April 26 was Take Your Child to Work Day, so Lena my 10-year-old daughter came with me to the museum after school. In honor of the Snapshot exhibition, I thought it might be fun to give her my camera and let her loose in the galleries and see what or who she found visually interesting. I did not limit her to responding just to the artwork–she could photograph anything she wanted or anyone (with their permission of course). In considering the artist’s process, here are some of the snapshots she took that day and descriptions of what she found interesting about the photos.
Lena: I came to the museum with my dad for Take your Child to Work Day. We thought it would be fun to make a blog post about the interesting photos that I took. Here are my favorite five photos of the many I took that day, and why I like them.

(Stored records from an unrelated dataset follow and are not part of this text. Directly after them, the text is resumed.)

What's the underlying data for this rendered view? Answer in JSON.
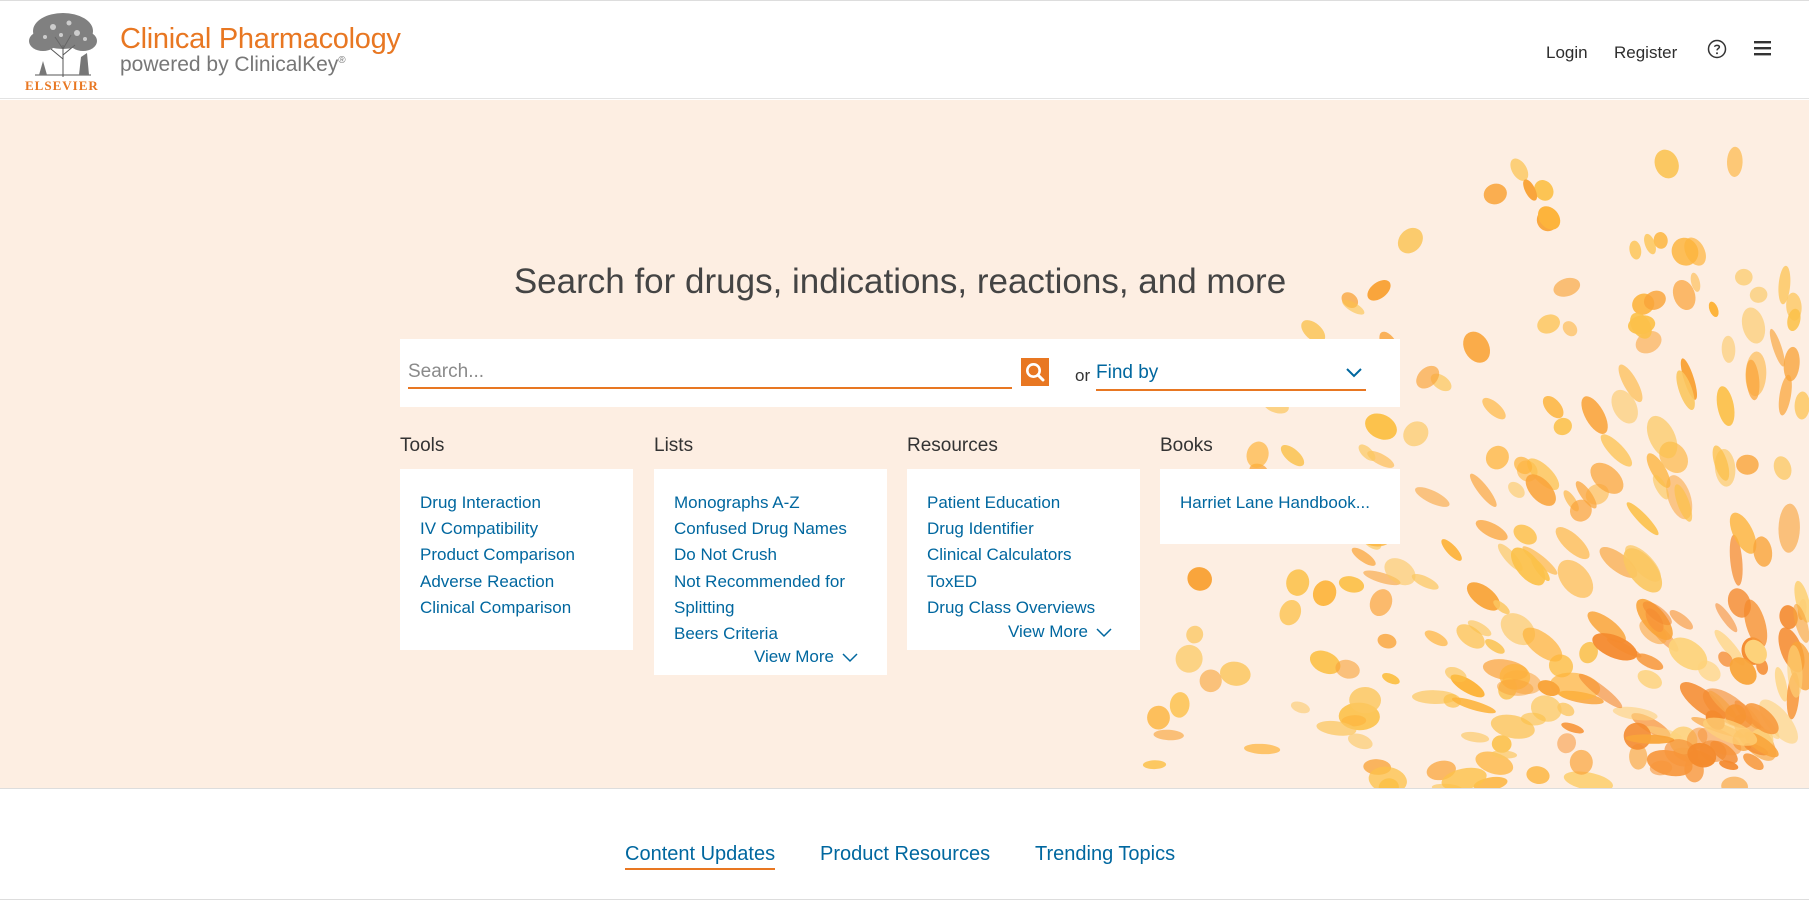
{
  "header": {
    "publisher": "ELSEVIER",
    "brand_title": "Clinical Pharmacology",
    "brand_subtitle": "powered by ClinicalKey",
    "brand_mark": "®",
    "login_label": "Login",
    "register_label": "Register",
    "help_icon": "help-circle-icon",
    "menu_icon": "hamburger-menu-icon"
  },
  "hero": {
    "heading": "Search for drugs, indications, reactions, and more",
    "search_placeholder": "Search...",
    "search_icon": "magnifier-icon",
    "or_label": "or",
    "findby_label": "Find by"
  },
  "sections": {
    "tools": {
      "title": "Tools",
      "items": [
        "Drug Interaction",
        "IV Compatibility",
        "Product Comparison",
        "Adverse Reaction",
        "Clinical Comparison"
      ]
    },
    "lists": {
      "title": "Lists",
      "items": [
        "Monographs A-Z",
        "Confused Drug Names",
        "Do Not Crush",
        "Not Recommended for",
        "Splitting",
        "Beers Criteria"
      ],
      "view_more": "View More"
    },
    "resources": {
      "title": "Resources",
      "items": [
        "Patient Education",
        "Drug Identifier",
        "Clinical Calculators",
        "ToxED",
        "Drug Class Overviews"
      ],
      "view_more": "View More"
    },
    "books": {
      "title": "Books",
      "items": [
        "Harriet Lane Handbook..."
      ]
    }
  },
  "tabs": {
    "content_updates": "Content Updates",
    "product_resources": "Product Resources",
    "trending_topics": "Trending Topics",
    "active": "Content Updates"
  },
  "colors": {
    "brand_orange": "#e87722",
    "link_blue": "#00679f",
    "hero_bg": "#fdeee2"
  }
}
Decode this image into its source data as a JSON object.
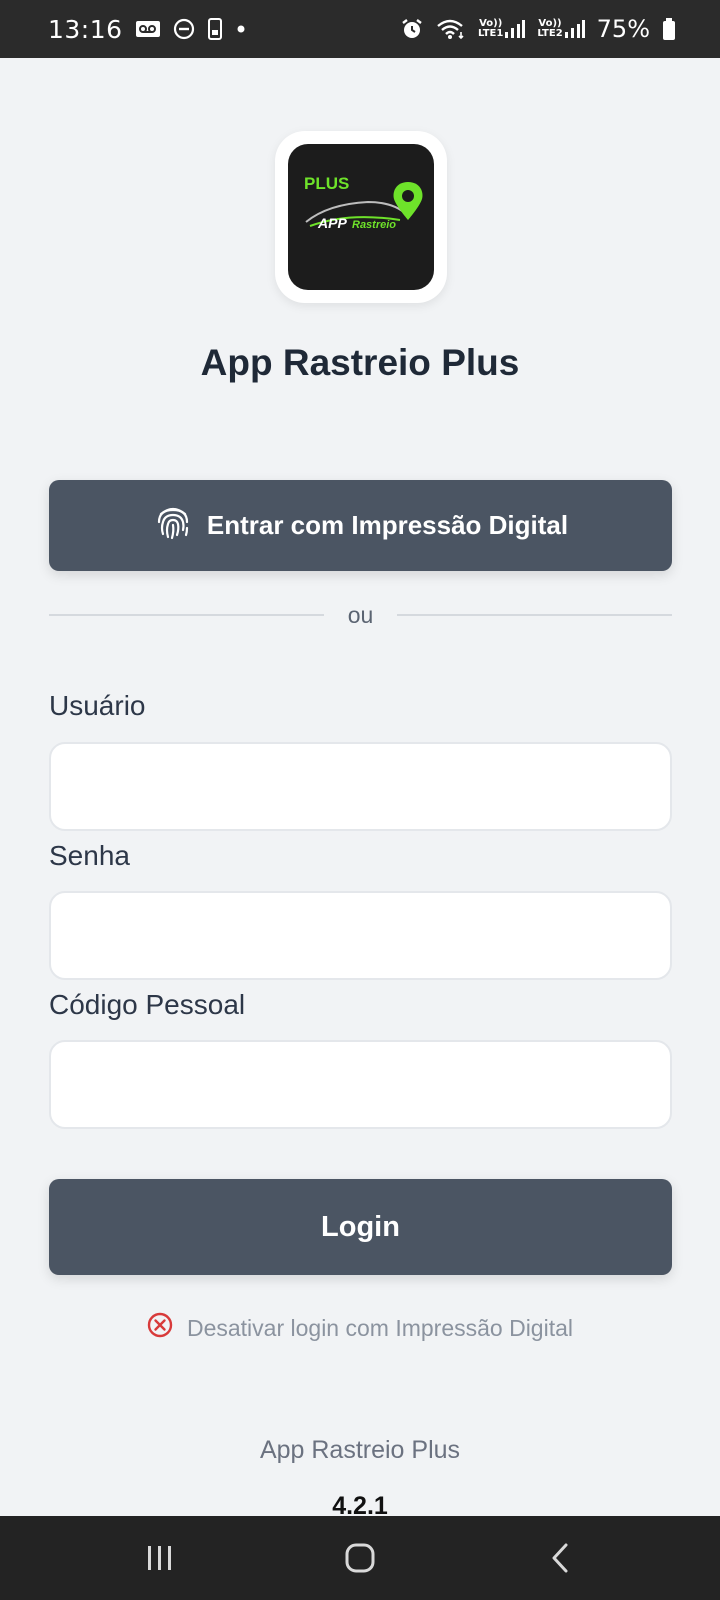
{
  "status_bar": {
    "time": "13:16",
    "battery": "75%",
    "sim1": "LTE1",
    "sim2": "LTE2",
    "volte": "Vo))",
    "icons": [
      "voicemail-icon",
      "do-not-disturb-icon",
      "phone-icon",
      "dot-icon",
      "alarm-icon",
      "wifi-icon",
      "signal-icon",
      "battery-icon"
    ]
  },
  "logo": {
    "plus_text": "PLUS",
    "app_text": "APP",
    "rastreio_text": "Rastreio",
    "accent": "#6ee22a",
    "background": "#1c1c1c"
  },
  "app_title": "App Rastreio Plus",
  "fingerprint_button": {
    "label": "Entrar com Impressão Digital",
    "icon": "fingerprint-icon"
  },
  "divider_text": "ou",
  "fields": {
    "username": {
      "label": "Usuário",
      "value": ""
    },
    "password": {
      "label": "Senha",
      "value": ""
    },
    "personal_code": {
      "label": "Código Pessoal",
      "value": ""
    }
  },
  "login_button": {
    "label": "Login"
  },
  "disable_fingerprint": {
    "label": "Desativar login com Impressão Digital",
    "icon": "close-circle-icon",
    "icon_color": "#d83a3a"
  },
  "footer": {
    "app_name": "App Rastreio Plus",
    "version": "4.2.1"
  },
  "colors": {
    "button": "#4b5563",
    "background": "#f1f3f5",
    "title": "#1f2937"
  },
  "nav_bar": {
    "buttons": [
      "recent-apps-icon",
      "home-icon",
      "back-icon"
    ]
  }
}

This one is of Sue, I thought she was interesting because her bow is really big, and she made a funny face for the photo. Also, I think it looks cool that she is next to the painting called Woman Sweepingby Edouard Vuillard. Did you know Sue takes photos for the blog? Now she is on the blog.
This one is of the hygrothermograph. This is not a piece of art–it is a machine that measures the moisture in the air. I took this photo because it is very unusual looking and at first I didn’t know what it was. Also, I knew that it would look cool with the flash reflecting on the glass.

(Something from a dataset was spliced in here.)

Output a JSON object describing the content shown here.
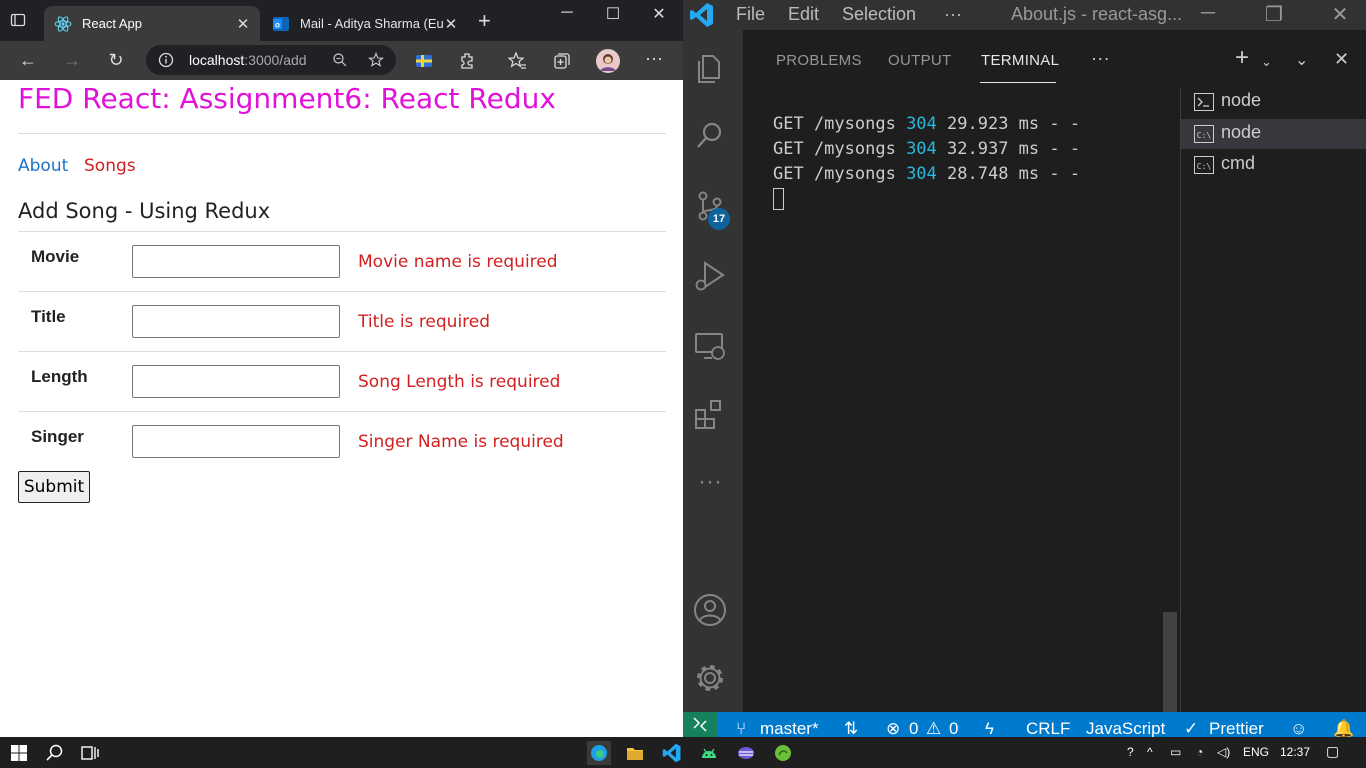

I like this one a lot, the second I saw it at the bottom of the staircase, I knew I had to pose with it. I like all the different shapes and patterns, and it reminds me of a very cluttered room like mine. My dad stood at the top of the staircase so he was looking down on me when he took the picture.
I saved the best for last–this is my favorite picture: Leo Villareal’s Scramble. My dad told me that if you remove the cover of the box, underneath are a lot of lights. I thought that was cool. Also I liked how the light from this artwork reflected on the other paintings in that room. These walls are not actually this bright red, I just played with the picture on the computer to make it look more interesting.
I really had fun visiting the museum and doing lots of fun things. I hope you enjoy reading this as much as I enjoyed my day at the Phillips.
Lena Ruther, fourth grader at Rolling Terrace Elementary School
where her artwork can frequently be seen in student exhibitions
Browsing through The Commons on Flickr, I came across these images of the Woodrow Wilson House, which I often pass by on S Street during a lunchtime walk. I didn’t know Wilson (who died on this day in 1924) was the only president to make Washington home after his time in office (I can’t image a president doing that now), making this the only presidential museum in town. Though not technically in the Dupont Circle neighborhood (rather in the adjacent neighborhood of Kalorama), the streets where the house is located are some of my favorite areas of the city, filled with embassies and home to the Spanish Steps–a great spot for a stroll after time in the galleries.